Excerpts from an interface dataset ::
· · ·

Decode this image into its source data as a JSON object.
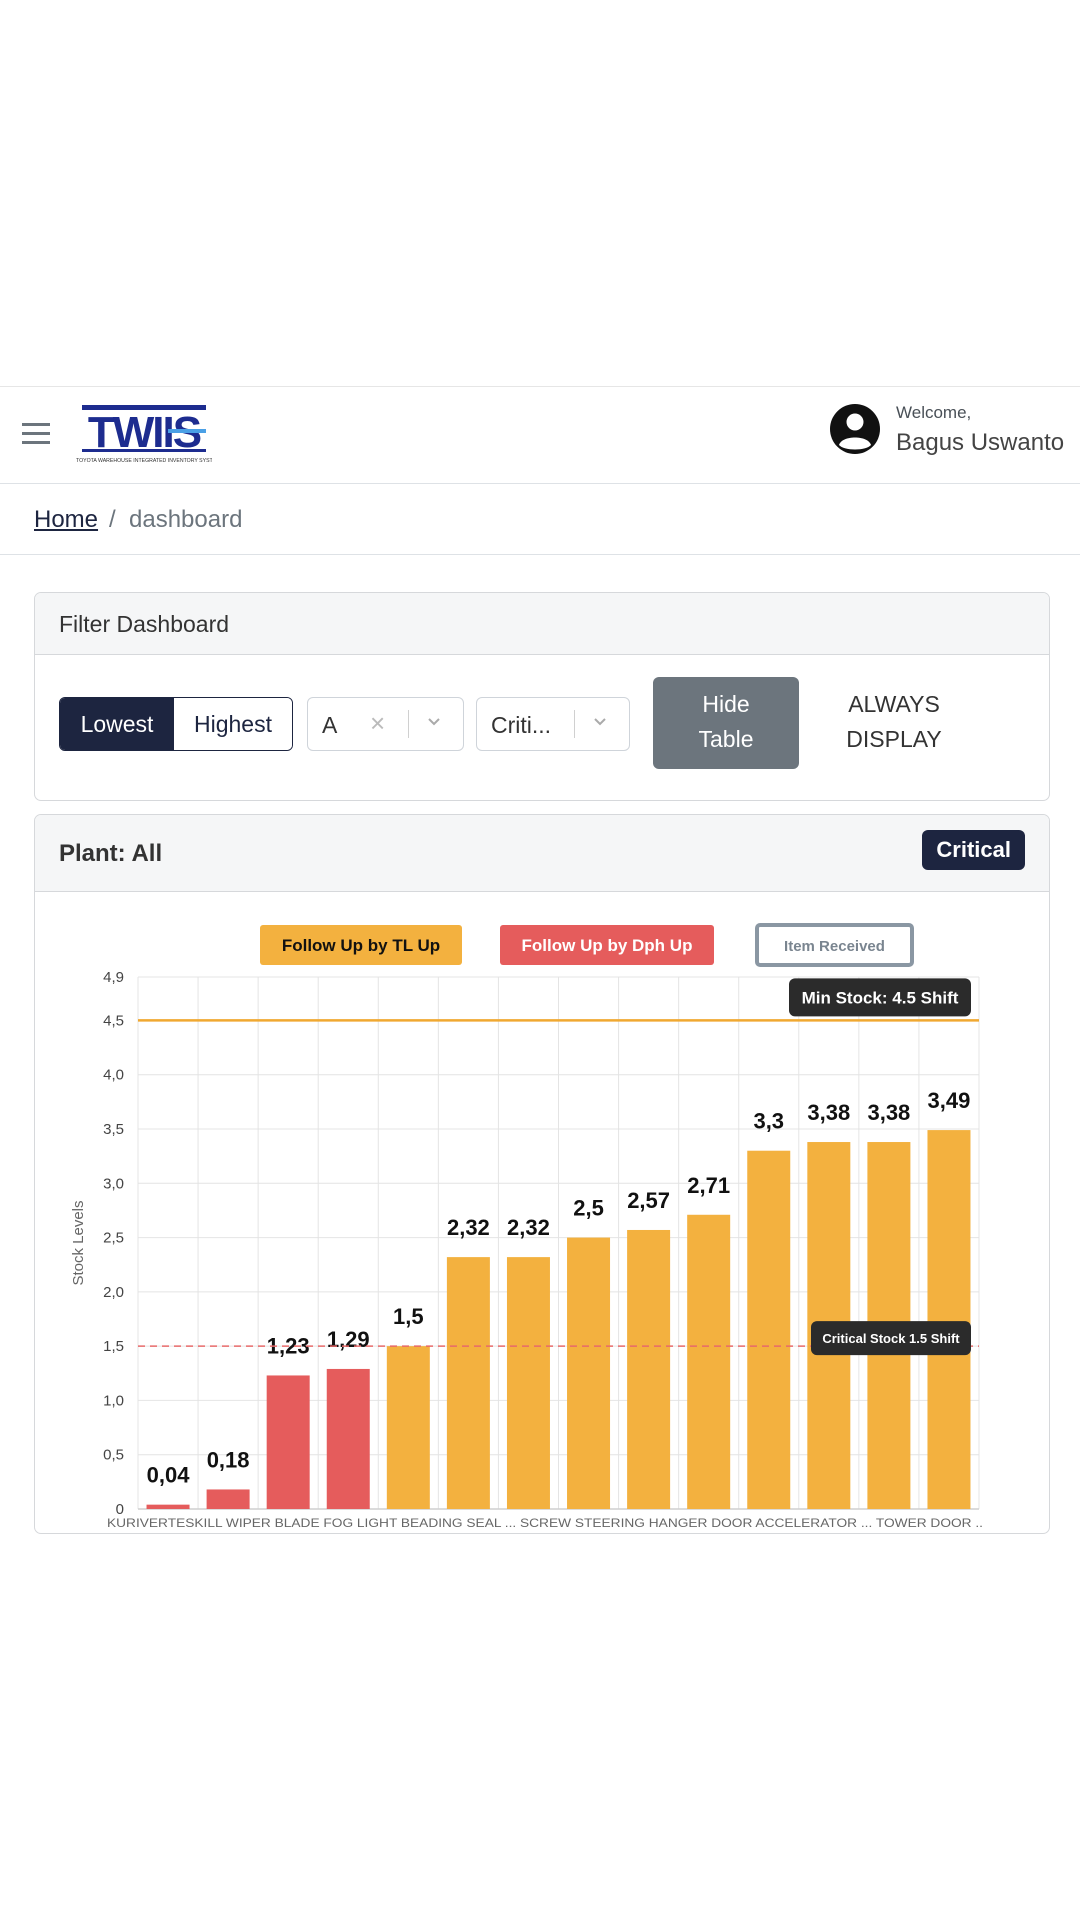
{
  "header": {
    "welcome": "Welcome,",
    "user_name": "Bagus Uswanto",
    "logo_text": "TWIIS",
    "logo_caption": "TOYOTA WAREHOUSE INTEGRATED INVENTORY SYSTEM"
  },
  "breadcrumb": {
    "home": "Home",
    "separator": "/",
    "current": "dashboard"
  },
  "filter": {
    "title": "Filter Dashboard",
    "sort_lowest": "Lowest",
    "sort_highest": "Highest",
    "sort_selected": "Lowest",
    "plant_value": "A",
    "status_value": "Criti...",
    "hide_table": "Hide Table",
    "always_display": "ALWAYS DISPLAY"
  },
  "chart_card": {
    "plant_label": "Plant: All",
    "badge": "Critical"
  },
  "colors": {
    "navy": "#1d2540",
    "amber": "#f3b13f",
    "red": "#e55c5c",
    "grey": "#6c757d"
  },
  "chart_data": {
    "type": "bar",
    "legend": [
      {
        "label": "Follow Up by TL Up",
        "color": "#f3b13f"
      },
      {
        "label": "Follow Up by Dph Up",
        "color": "#e55c5c"
      },
      {
        "label": "Item Received",
        "color": "#ffffff"
      }
    ],
    "ylabel": "Stock Levels",
    "ylim": [
      0,
      4.9
    ],
    "yticks": [
      "0",
      "0,5",
      "1,0",
      "1,5",
      "2,0",
      "2,5",
      "3,0",
      "3,5",
      "4,0",
      "4,5",
      "4,9"
    ],
    "ytick_values": [
      0,
      0.5,
      1.0,
      1.5,
      2.0,
      2.5,
      3.0,
      3.5,
      4.0,
      4.5,
      4.9
    ],
    "x_axis_text": "KURIVERTESKILL WIPER BLADE FOG LIGHT BEADING SEAL ... SCREW STEERING HANGER DOOR ACCELERATOR ... TOWER DOOR ..",
    "values": [
      0.04,
      0.18,
      1.23,
      1.29,
      1.5,
      2.32,
      2.32,
      2.5,
      2.57,
      2.71,
      3.3,
      3.38,
      3.38,
      3.49
    ],
    "value_labels": [
      "0,04",
      "0,18",
      "1,23",
      "1,29",
      "1,5",
      "2,32",
      "2,32",
      "2,5",
      "2,57",
      "2,71",
      "3,3",
      "3,38",
      "3,38",
      "3,49"
    ],
    "groups": [
      "dph",
      "dph",
      "dph",
      "dph",
      "tl",
      "tl",
      "tl",
      "tl",
      "tl",
      "tl",
      "tl",
      "tl",
      "tl",
      "tl"
    ],
    "min_stock": {
      "value": 4.5,
      "label": "Min Stock: 4.5 Shift"
    },
    "critical_stock": {
      "value": 1.5,
      "label": "Critical Stock 1.5 Shift"
    },
    "grid": true
  }
}
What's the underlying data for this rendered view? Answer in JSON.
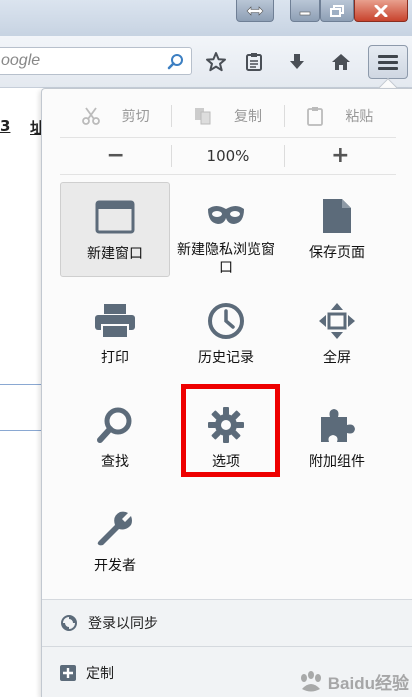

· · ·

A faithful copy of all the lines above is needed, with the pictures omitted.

Decode this image into its source data as a JSON object.
{
  "header": {
    "welcome": "Welcome,",
    "user_name": "Bagus Uswanto",
    "logo_text": "TWIIS",
    "logo_caption": "TOYOTA WAREHOUSE INTEGRATED INVENTORY SYSTEM"
  },
  "breadcrumb": {
    "home": "Home",
    "separator": "/",
    "current": "dashboard"
  },
  "filter": {
    "title": "Filter Dashboard",
    "sort_lowest": "Lowest",
    "sort_highest": "Highest",
    "sort_selected": "Lowest",
    "plant_value": "A",
    "status_value": "Criti...",
    "hide_table": "Hide Table",
    "always_display": "ALWAYS DISPLAY"
  },
  "chart_card": {
    "plant_label": "Plant: All",
    "badge": "Critical"
  },
  "colors": {
    "navy": "#1d2540",
    "amber": "#f3b13f",
    "red": "#e55c5c",
    "grey": "#6c757d"
  },
  "chart_data": {
    "type": "bar",
    "legend": [
      {
        "label": "Follow Up by TL Up",
        "color": "#f3b13f"
      },
      {
        "label": "Follow Up by Dph Up",
        "color": "#e55c5c"
      },
      {
        "label": "Item Received",
        "color": "#ffffff"
      }
    ],
    "ylabel": "Stock Levels",
    "ylim": [
      0,
      4.9
    ],
    "yticks": [
      "0",
      "0,5",
      "1,0",
      "1,5",
      "2,0",
      "2,5",
      "3,0",
      "3,5",
      "4,0",
      "4,5",
      "4,9"
    ],
    "ytick_values": [
      0,
      0.5,
      1.0,
      1.5,
      2.0,
      2.5,
      3.0,
      3.5,
      4.0,
      4.5,
      4.9
    ],
    "x_axis_text": "KURIVERTESKILL WIPER BLADE FOG LIGHT BEADING SEAL ... SCREW STEERING HANGER DOOR ACCELERATOR ... TOWER DOOR ..",
    "values": [
      0.04,
      0.18,
      1.23,
      1.29,
      1.5,
      2.32,
      2.32,
      2.5,
      2.57,
      2.71,
      3.3,
      3.38,
      3.38,
      3.49
    ],
    "value_labels": [
      "0,04",
      "0,18",
      "1,23",
      "1,29",
      "1,5",
      "2,32",
      "2,32",
      "2,5",
      "2,57",
      "2,71",
      "3,3",
      "3,38",
      "3,38",
      "3,49"
    ],
    "groups": [
      "dph",
      "dph",
      "dph",
      "dph",
      "tl",
      "tl",
      "tl",
      "tl",
      "tl",
      "tl",
      "tl",
      "tl",
      "tl",
      "tl"
    ],
    "min_stock": {
      "value": 4.5,
      "label": "Min Stock: 4.5 Shift"
    },
    "critical_stock": {
      "value": 1.5,
      "label": "Critical Stock 1.5 Shift"
    },
    "grid": true
  }
}
What's the underlying data for this rendered view? Answer in JSON.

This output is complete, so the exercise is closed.